rawpixel-661924-unsplash.jpg
 
Lifes most persistent and urgent question is “what are you doing for others”
— Martin Luther King Jr.

Day 28 Movement Task: Helping Others

One of the main issues in today’s world is that our culture promotes individualism and the “what about me” mentality. For the majority of human’s time on earth, however, we were based in a tribal culture what focused on “we.” Humans do have a selfish tendency built in to look out for themselves, but that is always balanced with helping others in order to help ourselves. That has somehow been lost in the past few decades or centuries even. Researchers and doctors, however, are starting to pick up on this fact and noticing that depression and substance abuse are really “diseases of disconnection.” Therefore it stands to reason that the cure may lie in “connecting” with others. That is hard in the synthetic environment of today’s world, however, with everyone hiding behind their smartphones and laptops. So a little extra effort may be needed to step out of your comfort zone and help the person next to you. I think the chances of you regretting that action, however, are very slim. It feels good to help others and it feels good to be helped in return, its the human way.

  • FACT: Doctors in England are now “social prescribing” volunteering as one of the best ways to help fight depression. No longer are they looking to medication first, but instead looking to connection with others as a main ingredient to getting back on track.

  • TAKEAWAY: Depression is an internal signal from your brain that something isn’t going right.
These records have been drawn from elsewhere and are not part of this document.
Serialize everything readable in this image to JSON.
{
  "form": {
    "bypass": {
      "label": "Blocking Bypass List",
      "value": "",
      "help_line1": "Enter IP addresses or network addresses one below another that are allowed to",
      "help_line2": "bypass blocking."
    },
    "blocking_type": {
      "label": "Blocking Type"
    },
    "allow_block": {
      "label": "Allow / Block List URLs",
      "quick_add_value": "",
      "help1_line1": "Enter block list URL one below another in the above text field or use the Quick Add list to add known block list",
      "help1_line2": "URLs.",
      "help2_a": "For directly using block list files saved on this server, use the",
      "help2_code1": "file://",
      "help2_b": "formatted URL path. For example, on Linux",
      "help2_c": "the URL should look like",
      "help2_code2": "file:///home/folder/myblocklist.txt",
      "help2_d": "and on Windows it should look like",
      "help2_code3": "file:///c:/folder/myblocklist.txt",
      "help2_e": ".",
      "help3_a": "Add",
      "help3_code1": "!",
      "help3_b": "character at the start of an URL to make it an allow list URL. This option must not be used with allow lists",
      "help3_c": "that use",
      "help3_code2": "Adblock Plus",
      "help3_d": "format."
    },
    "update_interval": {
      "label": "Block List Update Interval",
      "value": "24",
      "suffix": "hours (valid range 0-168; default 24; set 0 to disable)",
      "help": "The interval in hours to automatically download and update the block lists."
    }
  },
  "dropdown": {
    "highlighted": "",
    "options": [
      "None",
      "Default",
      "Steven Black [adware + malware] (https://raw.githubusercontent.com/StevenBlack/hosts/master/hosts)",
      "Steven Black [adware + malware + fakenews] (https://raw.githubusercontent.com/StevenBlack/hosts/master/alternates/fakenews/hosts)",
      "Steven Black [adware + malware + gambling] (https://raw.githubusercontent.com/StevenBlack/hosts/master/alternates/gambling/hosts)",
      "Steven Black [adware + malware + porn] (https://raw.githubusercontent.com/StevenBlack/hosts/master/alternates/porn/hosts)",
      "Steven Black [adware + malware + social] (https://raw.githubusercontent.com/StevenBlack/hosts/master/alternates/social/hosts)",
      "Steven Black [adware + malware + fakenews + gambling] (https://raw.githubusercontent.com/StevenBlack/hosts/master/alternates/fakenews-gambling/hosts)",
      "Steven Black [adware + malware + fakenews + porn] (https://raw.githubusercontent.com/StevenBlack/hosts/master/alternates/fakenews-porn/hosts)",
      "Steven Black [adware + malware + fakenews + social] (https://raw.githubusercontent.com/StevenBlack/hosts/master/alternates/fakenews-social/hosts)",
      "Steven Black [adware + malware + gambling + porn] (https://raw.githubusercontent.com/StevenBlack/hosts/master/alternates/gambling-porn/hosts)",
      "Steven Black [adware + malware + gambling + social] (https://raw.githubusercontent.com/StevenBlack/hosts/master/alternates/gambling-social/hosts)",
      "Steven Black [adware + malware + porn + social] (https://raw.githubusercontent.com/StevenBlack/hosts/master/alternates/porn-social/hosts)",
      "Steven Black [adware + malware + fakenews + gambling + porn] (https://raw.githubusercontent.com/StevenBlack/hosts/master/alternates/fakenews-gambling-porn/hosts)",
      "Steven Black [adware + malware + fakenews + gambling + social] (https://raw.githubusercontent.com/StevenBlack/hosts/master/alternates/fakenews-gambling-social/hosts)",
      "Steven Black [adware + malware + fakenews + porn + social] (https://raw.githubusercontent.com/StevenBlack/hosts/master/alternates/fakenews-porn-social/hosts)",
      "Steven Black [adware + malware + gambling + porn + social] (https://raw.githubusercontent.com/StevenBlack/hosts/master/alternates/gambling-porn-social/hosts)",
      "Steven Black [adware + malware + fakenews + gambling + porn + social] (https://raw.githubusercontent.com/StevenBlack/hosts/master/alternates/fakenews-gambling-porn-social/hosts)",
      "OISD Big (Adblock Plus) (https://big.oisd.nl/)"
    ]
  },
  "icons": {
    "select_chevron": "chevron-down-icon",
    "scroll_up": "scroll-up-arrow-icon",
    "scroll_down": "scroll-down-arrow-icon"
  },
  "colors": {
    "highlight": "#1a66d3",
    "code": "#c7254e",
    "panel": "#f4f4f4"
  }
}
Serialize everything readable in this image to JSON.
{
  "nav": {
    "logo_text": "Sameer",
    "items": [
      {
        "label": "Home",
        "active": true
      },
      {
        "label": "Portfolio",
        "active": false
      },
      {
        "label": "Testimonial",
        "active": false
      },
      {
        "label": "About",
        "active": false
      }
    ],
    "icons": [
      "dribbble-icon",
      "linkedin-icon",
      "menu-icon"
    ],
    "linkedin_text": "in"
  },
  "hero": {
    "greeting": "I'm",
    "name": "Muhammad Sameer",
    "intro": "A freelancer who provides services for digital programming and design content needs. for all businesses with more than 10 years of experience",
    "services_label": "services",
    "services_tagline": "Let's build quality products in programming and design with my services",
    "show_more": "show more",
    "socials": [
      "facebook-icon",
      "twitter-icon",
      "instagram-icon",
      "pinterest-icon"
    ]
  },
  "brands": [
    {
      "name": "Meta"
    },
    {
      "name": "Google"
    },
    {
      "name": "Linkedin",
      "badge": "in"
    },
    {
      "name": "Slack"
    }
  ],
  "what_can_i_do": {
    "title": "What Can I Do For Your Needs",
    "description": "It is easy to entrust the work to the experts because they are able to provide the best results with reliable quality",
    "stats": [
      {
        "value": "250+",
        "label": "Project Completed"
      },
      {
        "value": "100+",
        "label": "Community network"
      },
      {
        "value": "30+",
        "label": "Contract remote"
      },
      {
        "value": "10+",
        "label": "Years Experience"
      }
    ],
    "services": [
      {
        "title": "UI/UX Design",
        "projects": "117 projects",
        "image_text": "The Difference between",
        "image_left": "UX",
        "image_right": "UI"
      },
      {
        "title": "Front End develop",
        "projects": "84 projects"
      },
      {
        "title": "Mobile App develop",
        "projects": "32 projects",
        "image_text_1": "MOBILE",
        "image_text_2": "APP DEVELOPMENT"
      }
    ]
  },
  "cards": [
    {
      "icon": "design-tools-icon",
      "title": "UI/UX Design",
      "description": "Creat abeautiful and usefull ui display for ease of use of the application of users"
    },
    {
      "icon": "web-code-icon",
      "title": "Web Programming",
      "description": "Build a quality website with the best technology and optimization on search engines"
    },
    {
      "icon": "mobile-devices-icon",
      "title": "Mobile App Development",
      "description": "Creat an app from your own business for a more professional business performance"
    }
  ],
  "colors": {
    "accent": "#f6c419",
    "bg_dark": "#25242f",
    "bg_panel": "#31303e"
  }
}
For 99% of human’s evolution we never figured out anything on our own, we always looked to the “tribe” to get us back on own feet. So it stands to reason that what worked then will work now. Its unreasonable to expect a person to “do the work” themselves as that just puts more guilt and pressure to accomplish a task that seems so daunting.

Day 28 Action Task: The task for today is to help someone else. This could mean formally volunteering or it could mean helping a neighbor with a yard project, donating money to a non-profit organization, or simply calling up a friend who might need a listening ear.


Bonus Material:

#1) Ted Talk: Tribal Leadership

Check out this Ted Talk by David Logan looking at the roots of leadership and how it can be used in the modern day world. His insights into what it takes to be at the head of the pack will be enlightening.


#2) Ted Talk: Tribes we Lead

Check out this Ted Talk by Seth Godin examining how our outdated brains can be used to our benefit. This short video is a great intro into the evolutionary psychology of human groups.